(Saved entries)

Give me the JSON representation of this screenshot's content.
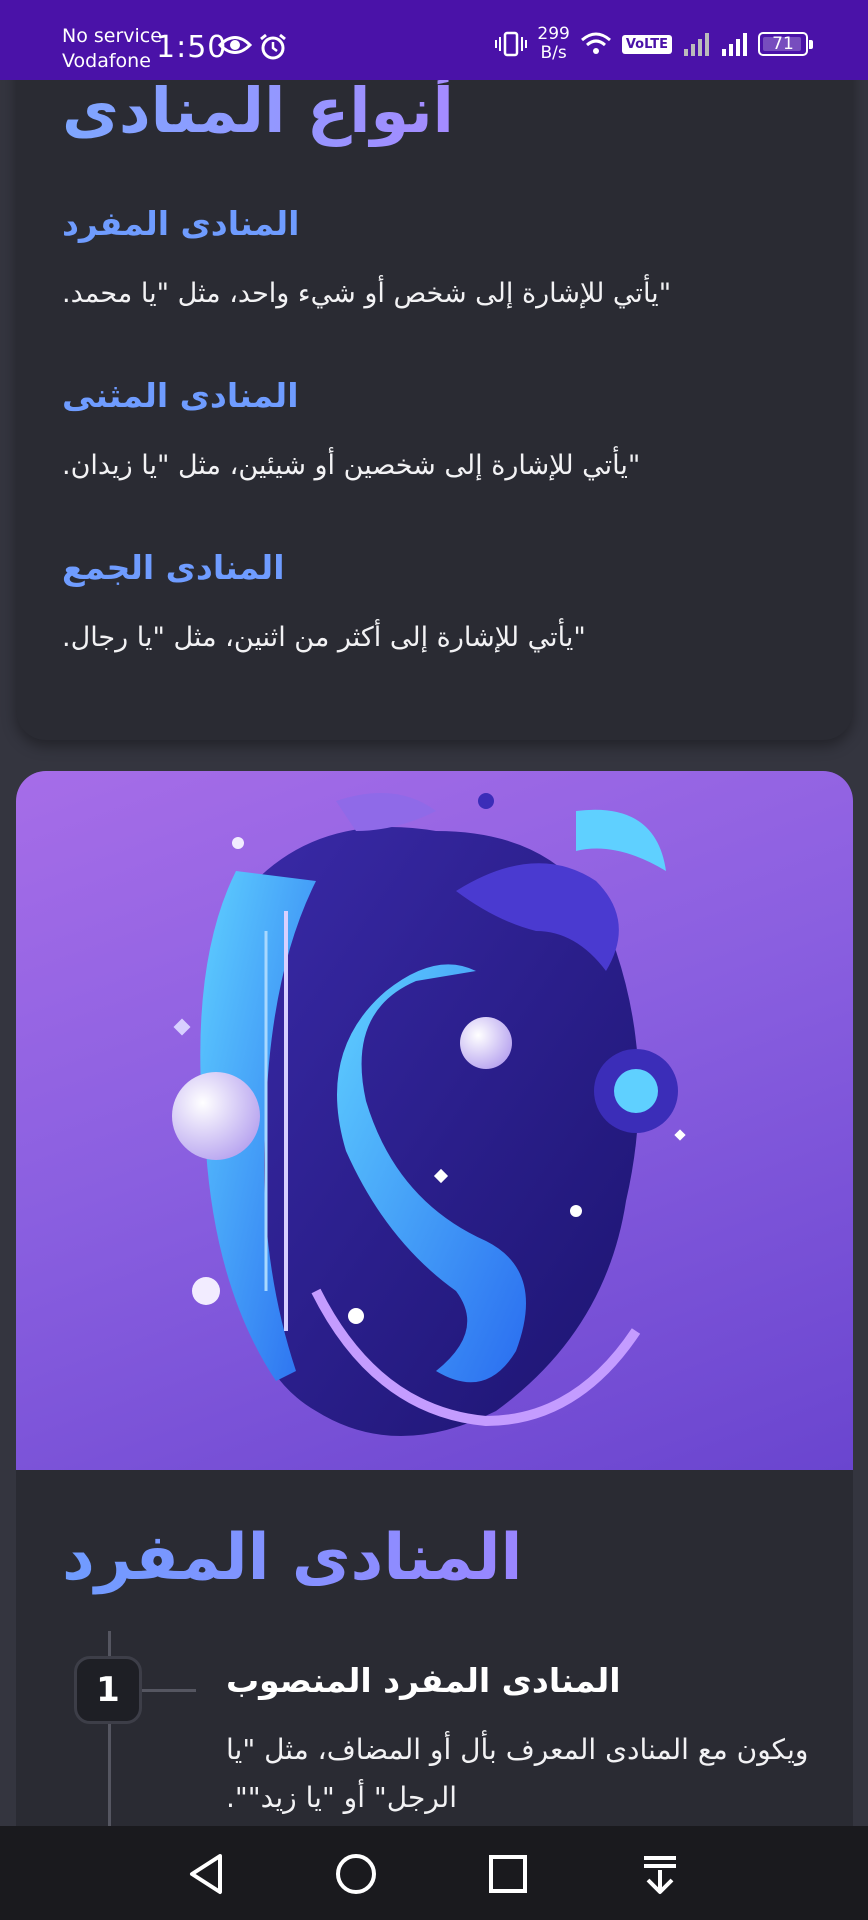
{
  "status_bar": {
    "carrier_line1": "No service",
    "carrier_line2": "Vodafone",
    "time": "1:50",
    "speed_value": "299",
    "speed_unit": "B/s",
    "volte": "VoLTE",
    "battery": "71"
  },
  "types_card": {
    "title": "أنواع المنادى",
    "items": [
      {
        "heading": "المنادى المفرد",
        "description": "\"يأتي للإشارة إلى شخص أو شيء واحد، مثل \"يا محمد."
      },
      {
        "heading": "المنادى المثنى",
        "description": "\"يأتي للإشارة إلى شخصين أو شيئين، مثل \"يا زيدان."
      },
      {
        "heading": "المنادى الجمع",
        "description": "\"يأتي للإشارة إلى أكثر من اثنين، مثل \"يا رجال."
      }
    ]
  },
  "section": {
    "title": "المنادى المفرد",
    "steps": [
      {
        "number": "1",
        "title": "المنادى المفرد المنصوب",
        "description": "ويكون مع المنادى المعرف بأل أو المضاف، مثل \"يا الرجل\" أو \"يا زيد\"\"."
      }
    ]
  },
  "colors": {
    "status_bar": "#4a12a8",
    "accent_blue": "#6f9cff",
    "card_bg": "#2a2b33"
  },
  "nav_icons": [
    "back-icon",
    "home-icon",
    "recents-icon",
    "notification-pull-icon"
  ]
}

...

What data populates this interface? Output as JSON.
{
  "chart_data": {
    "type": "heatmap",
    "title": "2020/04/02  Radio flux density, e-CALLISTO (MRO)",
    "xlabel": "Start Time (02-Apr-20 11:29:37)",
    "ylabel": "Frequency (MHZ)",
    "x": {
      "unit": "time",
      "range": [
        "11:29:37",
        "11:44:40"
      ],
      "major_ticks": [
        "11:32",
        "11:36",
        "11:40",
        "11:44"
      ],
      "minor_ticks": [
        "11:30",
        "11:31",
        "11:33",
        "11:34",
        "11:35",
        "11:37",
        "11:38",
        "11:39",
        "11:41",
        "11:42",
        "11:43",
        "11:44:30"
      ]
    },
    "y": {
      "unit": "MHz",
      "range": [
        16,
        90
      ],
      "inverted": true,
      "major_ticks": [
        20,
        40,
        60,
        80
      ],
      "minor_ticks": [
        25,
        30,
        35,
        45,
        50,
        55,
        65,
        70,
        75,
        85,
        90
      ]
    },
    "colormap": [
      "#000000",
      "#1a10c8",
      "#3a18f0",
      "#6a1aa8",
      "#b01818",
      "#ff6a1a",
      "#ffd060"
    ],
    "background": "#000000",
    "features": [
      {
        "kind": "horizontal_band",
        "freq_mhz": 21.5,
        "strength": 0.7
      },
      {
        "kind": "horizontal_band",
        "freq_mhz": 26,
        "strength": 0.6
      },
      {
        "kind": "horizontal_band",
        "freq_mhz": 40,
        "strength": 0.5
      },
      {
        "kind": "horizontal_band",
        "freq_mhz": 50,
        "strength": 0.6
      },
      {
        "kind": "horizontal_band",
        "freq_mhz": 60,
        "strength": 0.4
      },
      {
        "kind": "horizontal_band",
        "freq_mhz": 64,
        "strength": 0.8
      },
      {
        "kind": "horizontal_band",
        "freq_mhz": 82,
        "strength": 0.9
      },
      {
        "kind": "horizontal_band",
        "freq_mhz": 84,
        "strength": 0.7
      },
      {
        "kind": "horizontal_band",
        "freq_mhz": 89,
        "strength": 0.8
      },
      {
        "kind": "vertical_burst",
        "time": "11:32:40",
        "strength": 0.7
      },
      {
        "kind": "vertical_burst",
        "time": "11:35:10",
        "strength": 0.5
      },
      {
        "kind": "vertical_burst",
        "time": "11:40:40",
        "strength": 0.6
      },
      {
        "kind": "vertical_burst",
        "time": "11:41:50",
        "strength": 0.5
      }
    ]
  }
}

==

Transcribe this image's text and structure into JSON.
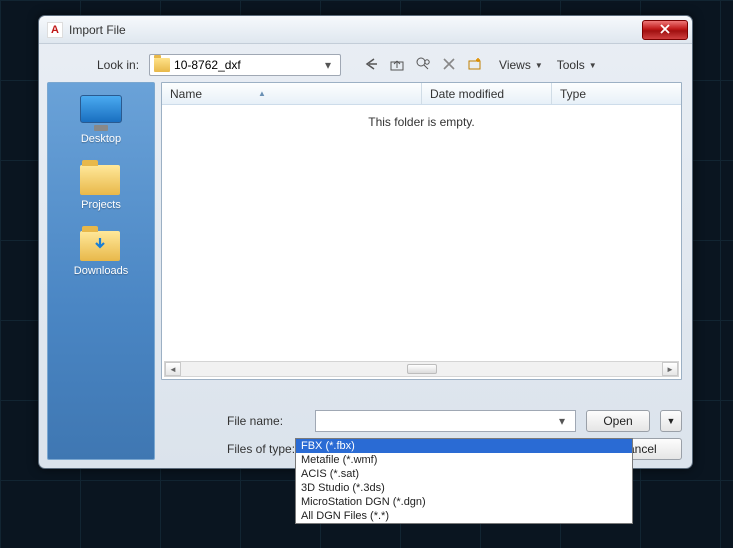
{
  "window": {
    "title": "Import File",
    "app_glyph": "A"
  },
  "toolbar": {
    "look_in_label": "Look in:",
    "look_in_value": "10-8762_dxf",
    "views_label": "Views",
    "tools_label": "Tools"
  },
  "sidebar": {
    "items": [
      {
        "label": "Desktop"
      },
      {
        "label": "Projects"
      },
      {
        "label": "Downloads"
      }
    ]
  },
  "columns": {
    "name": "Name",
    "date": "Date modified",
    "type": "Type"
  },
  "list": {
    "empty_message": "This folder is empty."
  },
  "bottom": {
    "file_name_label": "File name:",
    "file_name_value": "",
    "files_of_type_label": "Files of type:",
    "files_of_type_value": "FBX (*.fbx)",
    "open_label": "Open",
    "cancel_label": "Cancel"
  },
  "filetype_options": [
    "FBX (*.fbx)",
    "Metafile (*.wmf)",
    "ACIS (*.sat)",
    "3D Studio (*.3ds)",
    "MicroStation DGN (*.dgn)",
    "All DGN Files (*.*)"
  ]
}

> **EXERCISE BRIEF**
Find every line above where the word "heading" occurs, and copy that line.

> **REPLY TO THE TASK**
        "heading": "المنادى المفرد",
        "heading": "المنادى المثنى",
        "heading": "المنادى الجمع",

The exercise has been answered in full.